One in 10 babies along Minnesota’s North Shore are born with unhealthy levels of mercury in their bodies, according to a new report on contamination around Lake Superior, the first to look for the pollutant in the blood of U.S. infants.
Researchers at the Minnesota Department of Health said they were surprised to find that some of the 1,465 children they tested had very high concentrations.
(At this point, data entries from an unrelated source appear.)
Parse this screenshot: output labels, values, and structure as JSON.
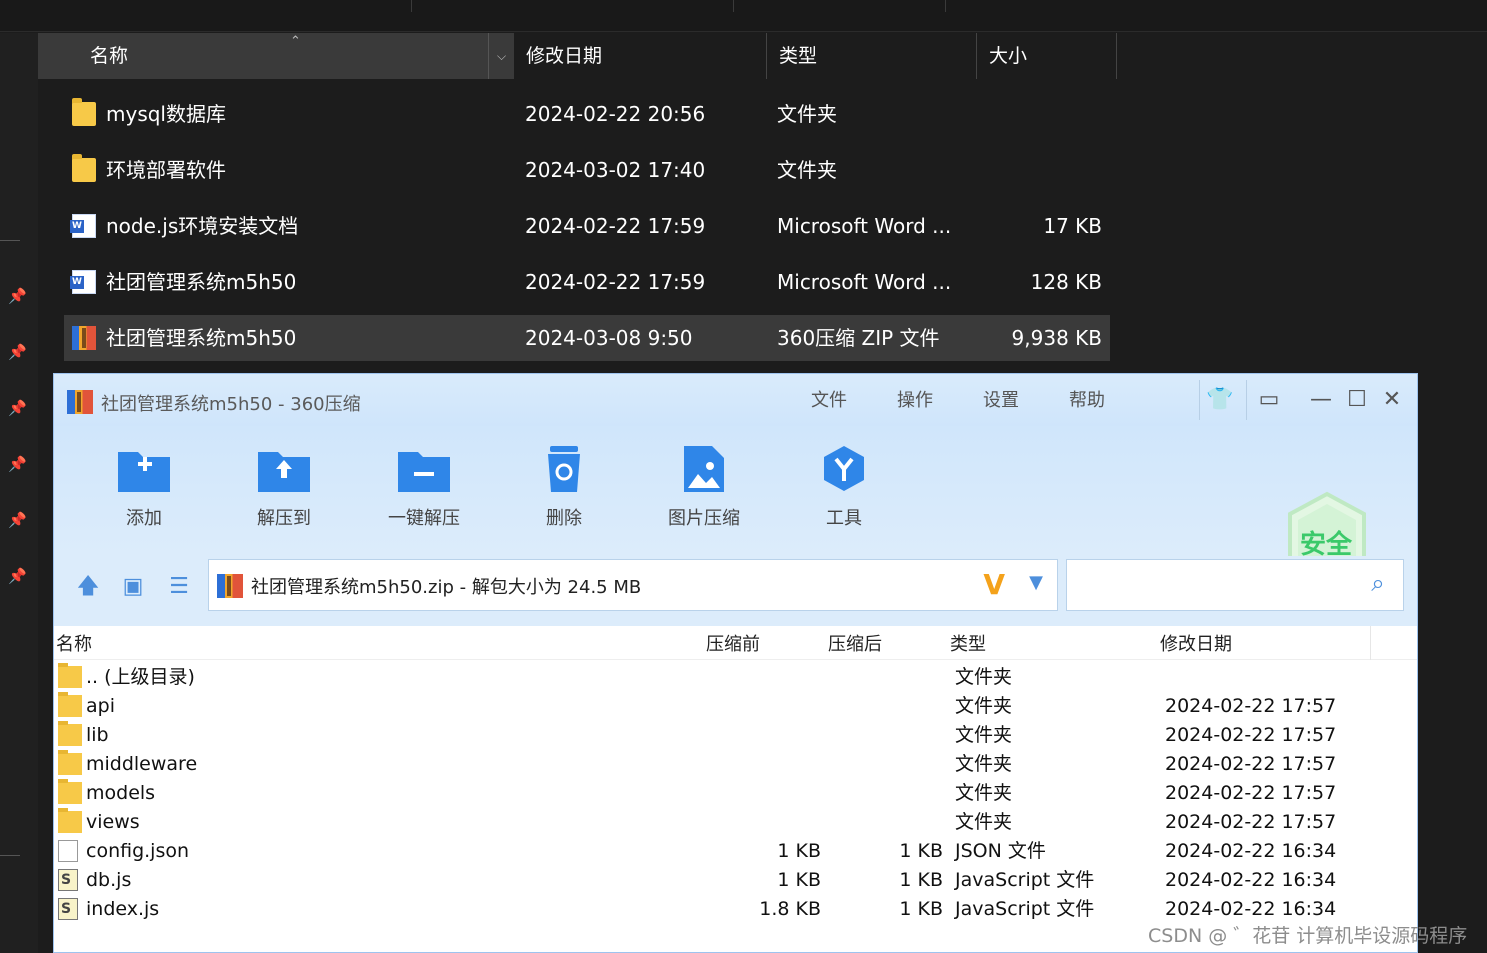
{
  "explorer": {
    "columns": {
      "name": "名称",
      "modified": "修改日期",
      "type": "类型",
      "size": "大小"
    },
    "files": [
      {
        "name": "mysql数据库",
        "modified": "2024-02-22 20:56",
        "type": "文件夹",
        "size": "",
        "icon": "folder-icon"
      },
      {
        "name": "环境部署软件",
        "modified": "2024-03-02 17:40",
        "type": "文件夹",
        "size": "",
        "icon": "folder-icon"
      },
      {
        "name": "node.js环境安装文档",
        "modified": "2024-02-22 17:59",
        "type": "Microsoft Word ...",
        "size": "17 KB",
        "icon": "word-doc-icon"
      },
      {
        "name": "社团管理系统m5h50",
        "modified": "2024-02-22 17:59",
        "type": "Microsoft Word ...",
        "size": "128 KB",
        "icon": "word-doc-icon"
      },
      {
        "name": "社团管理系统m5h50",
        "modified": "2024-03-08 9:50",
        "type": "360压缩 ZIP 文件",
        "size": "9,938 KB",
        "icon": "zip-archive-icon"
      }
    ]
  },
  "zipwin": {
    "title": "社团管理系统m5h50 - 360压缩",
    "menu": [
      "文件",
      "操作",
      "设置",
      "帮助"
    ],
    "tools": [
      {
        "label": "添加",
        "icon": "add-folder-icon"
      },
      {
        "label": "解压到",
        "icon": "extract-to-icon"
      },
      {
        "label": "一键解压",
        "icon": "one-click-extract-icon"
      },
      {
        "label": "删除",
        "icon": "trash-icon"
      },
      {
        "label": "图片压缩",
        "icon": "image-compress-icon"
      },
      {
        "label": "工具",
        "icon": "tools-icon"
      }
    ],
    "security_badge": "安全",
    "address": "社团管理系统m5h50.zip - 解包大小为 24.5 MB",
    "columns": {
      "name": "名称",
      "before": "压缩前",
      "after": "压缩后",
      "type": "类型",
      "modified": "修改日期"
    },
    "entries": [
      {
        "name": ".. (上级目录)",
        "before": "",
        "after": "",
        "type": "文件夹",
        "modified": "",
        "icon": "folder-icon"
      },
      {
        "name": "api",
        "before": "",
        "after": "",
        "type": "文件夹",
        "modified": "2024-02-22 17:57",
        "icon": "folder-icon"
      },
      {
        "name": "lib",
        "before": "",
        "after": "",
        "type": "文件夹",
        "modified": "2024-02-22 17:57",
        "icon": "folder-icon"
      },
      {
        "name": "middleware",
        "before": "",
        "after": "",
        "type": "文件夹",
        "modified": "2024-02-22 17:57",
        "icon": "folder-icon"
      },
      {
        "name": "models",
        "before": "",
        "after": "",
        "type": "文件夹",
        "modified": "2024-02-22 17:57",
        "icon": "folder-icon"
      },
      {
        "name": "views",
        "before": "",
        "after": "",
        "type": "文件夹",
        "modified": "2024-02-22 17:57",
        "icon": "folder-icon"
      },
      {
        "name": "config.json",
        "before": "1 KB",
        "after": "1 KB",
        "type": "JSON 文件",
        "modified": "2024-02-22 16:34",
        "icon": "file-icon"
      },
      {
        "name": "db.js",
        "before": "1 KB",
        "after": "1 KB",
        "type": "JavaScript 文件",
        "modified": "2024-02-22 16:34",
        "icon": "js-file-icon"
      },
      {
        "name": "index.js",
        "before": "1.8 KB",
        "after": "1 KB",
        "type": "JavaScript 文件",
        "modified": "2024-02-22 16:34",
        "icon": "js-file-icon"
      }
    ]
  },
  "watermark": "CSDN @ ゛花苷 计算机毕设源码程序"
}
It’s solid evidence that infants in the state are contaminated by mercury, a pollutant that can cause neurological damage.
The combination of their mother’s mercury fillings, eating the fish from the Lake Superior waters and the coal-fired power plants in this part of the nation all contribute to these unsafe levels in the infants.
In all, 8 % of the babies had blood concentrations above the EPA health standards-up to a thousand times higher and 10% of the blood samples were above the healthy standards.
This is a clear indication that mercury exposure to infants in Minnesota is too high and expectant mothers should be reminded to be aware of all the sources of mercury their body and the baby’s body are being exposed too.